··· Supplied material ···

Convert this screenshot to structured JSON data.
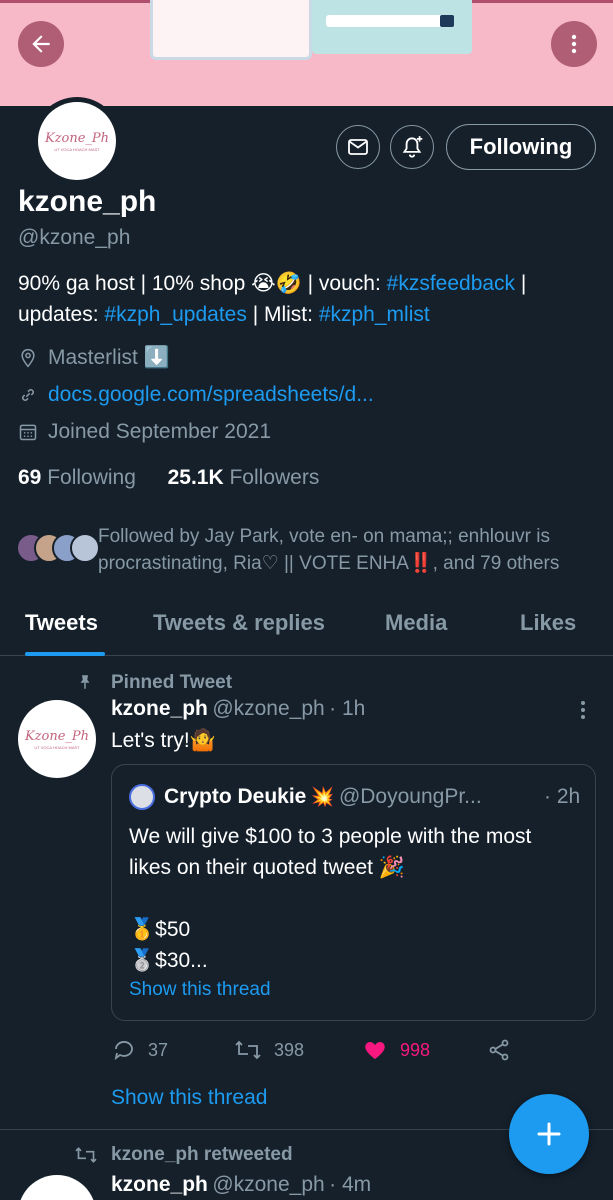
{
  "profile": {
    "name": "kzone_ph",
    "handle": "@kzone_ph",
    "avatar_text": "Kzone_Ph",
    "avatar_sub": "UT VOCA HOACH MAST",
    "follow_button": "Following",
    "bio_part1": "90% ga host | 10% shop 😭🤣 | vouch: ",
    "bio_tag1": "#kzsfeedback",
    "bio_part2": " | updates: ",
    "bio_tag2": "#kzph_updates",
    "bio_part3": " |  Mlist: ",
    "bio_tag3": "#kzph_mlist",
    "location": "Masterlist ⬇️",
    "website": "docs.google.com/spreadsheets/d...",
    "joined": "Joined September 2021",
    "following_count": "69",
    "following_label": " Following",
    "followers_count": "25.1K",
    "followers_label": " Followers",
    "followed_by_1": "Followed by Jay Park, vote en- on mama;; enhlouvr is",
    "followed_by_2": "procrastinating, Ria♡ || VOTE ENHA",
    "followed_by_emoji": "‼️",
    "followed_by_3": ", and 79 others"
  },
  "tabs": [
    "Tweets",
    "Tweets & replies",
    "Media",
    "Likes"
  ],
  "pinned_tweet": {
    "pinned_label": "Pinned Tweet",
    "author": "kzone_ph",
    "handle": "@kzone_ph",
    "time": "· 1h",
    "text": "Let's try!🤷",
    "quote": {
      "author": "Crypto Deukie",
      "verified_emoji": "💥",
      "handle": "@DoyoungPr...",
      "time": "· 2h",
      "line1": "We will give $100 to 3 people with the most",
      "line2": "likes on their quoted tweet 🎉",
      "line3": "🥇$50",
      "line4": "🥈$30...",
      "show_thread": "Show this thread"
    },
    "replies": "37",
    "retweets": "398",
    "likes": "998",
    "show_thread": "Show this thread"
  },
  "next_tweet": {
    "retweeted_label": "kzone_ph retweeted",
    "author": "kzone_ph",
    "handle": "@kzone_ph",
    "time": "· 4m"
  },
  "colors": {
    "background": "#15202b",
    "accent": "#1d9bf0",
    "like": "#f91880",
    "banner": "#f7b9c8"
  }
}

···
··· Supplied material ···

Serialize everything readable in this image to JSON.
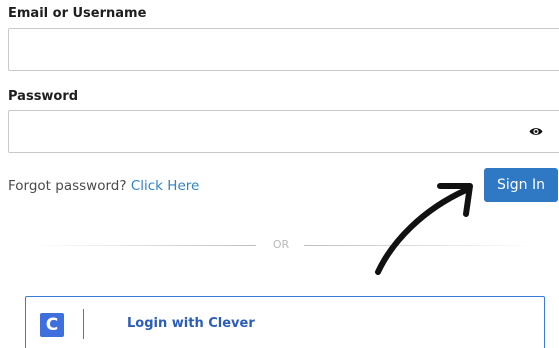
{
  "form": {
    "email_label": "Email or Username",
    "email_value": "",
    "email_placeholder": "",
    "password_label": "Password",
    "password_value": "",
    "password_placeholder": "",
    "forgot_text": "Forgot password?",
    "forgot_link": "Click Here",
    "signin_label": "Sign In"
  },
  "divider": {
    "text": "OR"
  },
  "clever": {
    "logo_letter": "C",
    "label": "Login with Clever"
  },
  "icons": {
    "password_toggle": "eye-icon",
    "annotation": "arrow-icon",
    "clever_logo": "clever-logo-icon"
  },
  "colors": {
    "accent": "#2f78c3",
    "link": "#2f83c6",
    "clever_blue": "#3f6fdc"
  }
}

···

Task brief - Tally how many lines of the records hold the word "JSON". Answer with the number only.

Written answer - 2